■ **What the exercise asks**
All records below are to be duplicated exactly, with every picture excluded.

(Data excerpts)
^^^^^^^^^^^^^^^^

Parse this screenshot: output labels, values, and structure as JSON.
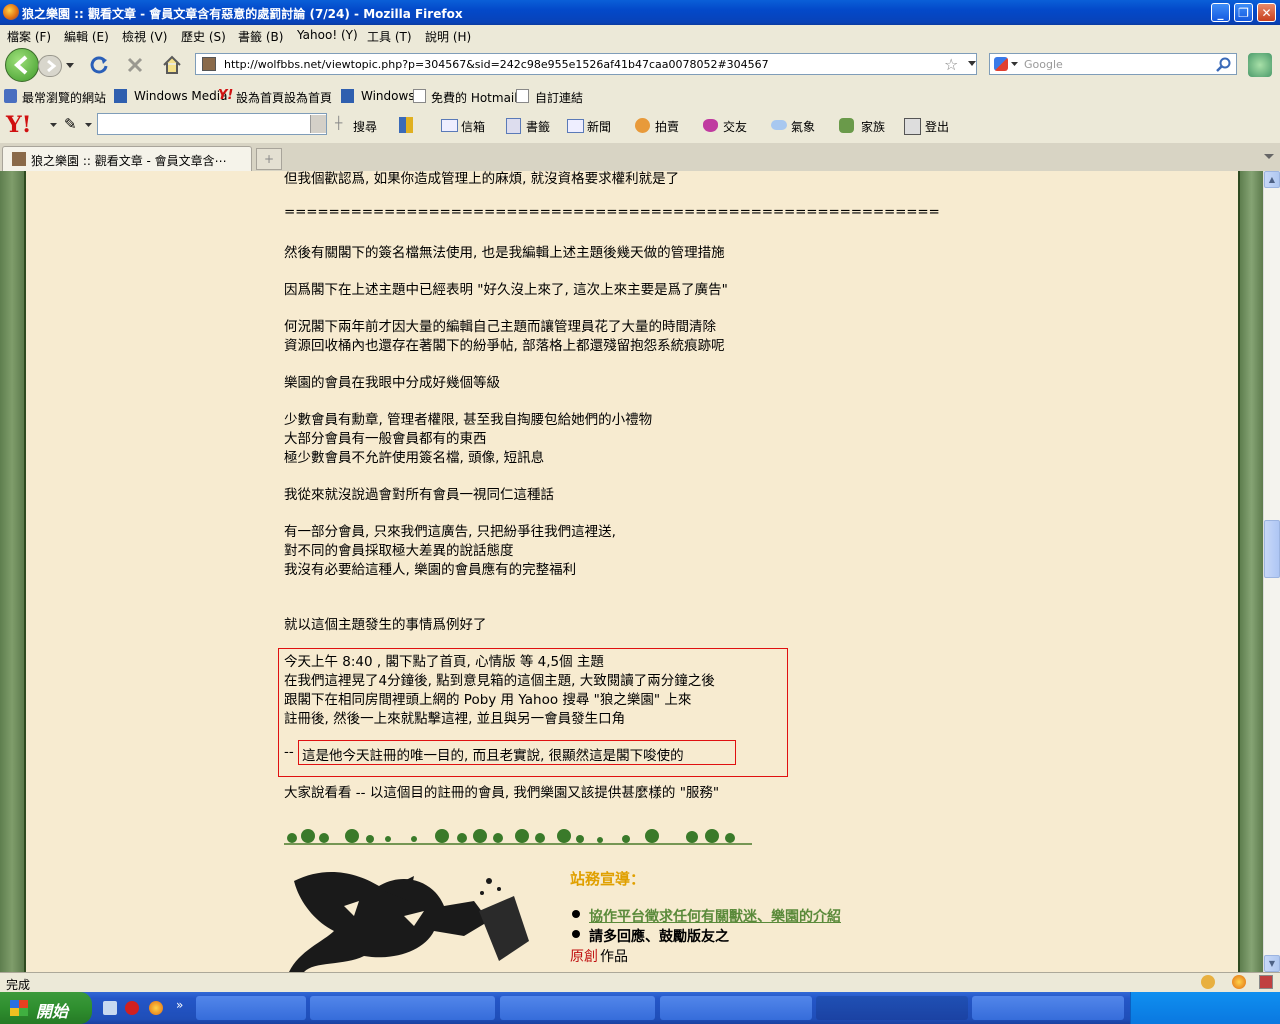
{
  "window": {
    "title": "狼之樂園 :: 觀看文章 - 會員文章含有惡意的處罰討論 (7/24) - Mozilla Firefox"
  },
  "menu": [
    "檔案 (F)",
    "編輯 (E)",
    "檢視 (V)",
    "歷史 (S)",
    "書籤 (B)",
    "Yahoo! (Y)",
    "工具 (T)",
    "說明 (H)"
  ],
  "nav": {
    "url": "http://wolfbbs.net/viewtopic.php?p=304567&sid=242c98e955e1526af41b47caa0078052#304567",
    "search_placeholder": "Google"
  },
  "bookmarks": [
    "最常瀏覽的網站",
    "Windows Media",
    "設為首頁設為首頁",
    "Windows",
    "免費的 Hotmail",
    "自訂連結"
  ],
  "yahoo_toolbar": [
    "搜尋",
    "信箱",
    "書籤",
    "新聞",
    "拍賣",
    "交友",
    "氣象",
    "家族",
    "登出"
  ],
  "tab": {
    "label": "狼之樂園 :: 觀看文章 - 會員文章含⋯"
  },
  "post": {
    "lines": [
      "但我個歡認爲, 如果你造成管理上的麻煩, 就沒資格要求權利就是了",
      "===========================================================",
      "然後有關閣下的簽名檔無法使用, 也是我編輯上述主題後幾天做的管理措施",
      "因爲閣下在上述主題中已經表明 \"好久沒上來了, 這次上來主要是爲了廣告\"",
      "何況閣下兩年前才因大量的編輯自己主題而讓管理員花了大量的時間清除",
      "資源回收桶內也還存在著閣下的紛爭帖, 部落格上都還殘留抱怨系統痕跡呢",
      "樂園的會員在我眼中分成好幾個等級",
      "少數會員有勳章, 管理者權限, 甚至我自掏腰包給她們的小禮物",
      "大部分會員有一般會員都有的東西",
      "極少數會員不允許使用簽名檔, 頭像, 短訊息",
      "我從來就沒說過會對所有會員一視同仁這種話",
      "有一部分會員, 只來我們這廣告, 只把紛爭往我們這裡送,",
      "對不同的會員採取極大差異的說話態度",
      "我沒有必要給這種人, 樂園的會員應有的完整福利",
      "就以這個主題發生的事情爲例好了",
      "今天上午 8:40 , 閣下點了首頁, 心情版 等 4,5個 主題",
      "在我們這裡晃了4分鐘後, 點到意見箱的這個主題, 大致閱讀了兩分鐘之後",
      "跟閣下在相同房間裡頭上網的 Poby 用 Yahoo 搜尋 \"狼之樂園\" 上來",
      "註冊後, 然後一上來就點擊這裡, 並且與另一會員發生口角",
      "--",
      "這是他今天註冊的唯一目的, 而且老實說, 很顯然這是閣下唆使的",
      "大家說看看 -- 以這個目的註冊的會員, 我們樂園又該提供甚麼樣的 \"服務\""
    ]
  },
  "notice": {
    "title": "站務宣導：",
    "link": "協作平台徵求任何有關獸迷、樂園的介紹",
    "item2": "請多回應、鼓勵版友之",
    "item3_red": "原創",
    "item3_rest": "作品"
  },
  "status": {
    "text": "完成"
  },
  "taskbar": {
    "start": "開始"
  }
}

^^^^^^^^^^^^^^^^

■ **Exercise output**
Parse this screenshot: output labels, values, and structure as JSON.
{
  "window": {
    "title": "狼之樂園 :: 觀看文章 - 會員文章含有惡意的處罰討論 (7/24) - Mozilla Firefox"
  },
  "menu": [
    "檔案 (F)",
    "編輯 (E)",
    "檢視 (V)",
    "歷史 (S)",
    "書籤 (B)",
    "Yahoo! (Y)",
    "工具 (T)",
    "說明 (H)"
  ],
  "nav": {
    "url": "http://wolfbbs.net/viewtopic.php?p=304567&sid=242c98e955e1526af41b47caa0078052#304567",
    "search_placeholder": "Google"
  },
  "bookmarks": [
    "最常瀏覽的網站",
    "Windows Media",
    "設為首頁設為首頁",
    "Windows",
    "免費的 Hotmail",
    "自訂連結"
  ],
  "yahoo_toolbar": [
    "搜尋",
    "信箱",
    "書籤",
    "新聞",
    "拍賣",
    "交友",
    "氣象",
    "家族",
    "登出"
  ],
  "tab": {
    "label": "狼之樂園 :: 觀看文章 - 會員文章含⋯"
  },
  "post": {
    "lines": [
      "但我個歡認爲, 如果你造成管理上的麻煩, 就沒資格要求權利就是了",
      "===========================================================",
      "然後有關閣下的簽名檔無法使用, 也是我編輯上述主題後幾天做的管理措施",
      "因爲閣下在上述主題中已經表明 \"好久沒上來了, 這次上來主要是爲了廣告\"",
      "何況閣下兩年前才因大量的編輯自己主題而讓管理員花了大量的時間清除",
      "資源回收桶內也還存在著閣下的紛爭帖, 部落格上都還殘留抱怨系統痕跡呢",
      "樂園的會員在我眼中分成好幾個等級",
      "少數會員有勳章, 管理者權限, 甚至我自掏腰包給她們的小禮物",
      "大部分會員有一般會員都有的東西",
      "極少數會員不允許使用簽名檔, 頭像, 短訊息",
      "我從來就沒說過會對所有會員一視同仁這種話",
      "有一部分會員, 只來我們這廣告, 只把紛爭往我們這裡送,",
      "對不同的會員採取極大差異的說話態度",
      "我沒有必要給這種人, 樂園的會員應有的完整福利",
      "就以這個主題發生的事情爲例好了",
      "今天上午 8:40 , 閣下點了首頁, 心情版 等 4,5個 主題",
      "在我們這裡晃了4分鐘後, 點到意見箱的這個主題, 大致閱讀了兩分鐘之後",
      "跟閣下在相同房間裡頭上網的 Poby 用 Yahoo 搜尋 \"狼之樂園\" 上來",
      "註冊後, 然後一上來就點擊這裡, 並且與另一會員發生口角",
      "--",
      "這是他今天註冊的唯一目的, 而且老實說, 很顯然這是閣下唆使的",
      "大家說看看 -- 以這個目的註冊的會員, 我們樂園又該提供甚麼樣的 \"服務\""
    ]
  },
  "notice": {
    "title": "站務宣導：",
    "link": "協作平台徵求任何有關獸迷、樂園的介紹",
    "item2": "請多回應、鼓勵版友之",
    "item3_red": "原創",
    "item3_rest": "作品"
  },
  "status": {
    "text": "完成"
  },
  "taskbar": {
    "start": "開始"
  }
}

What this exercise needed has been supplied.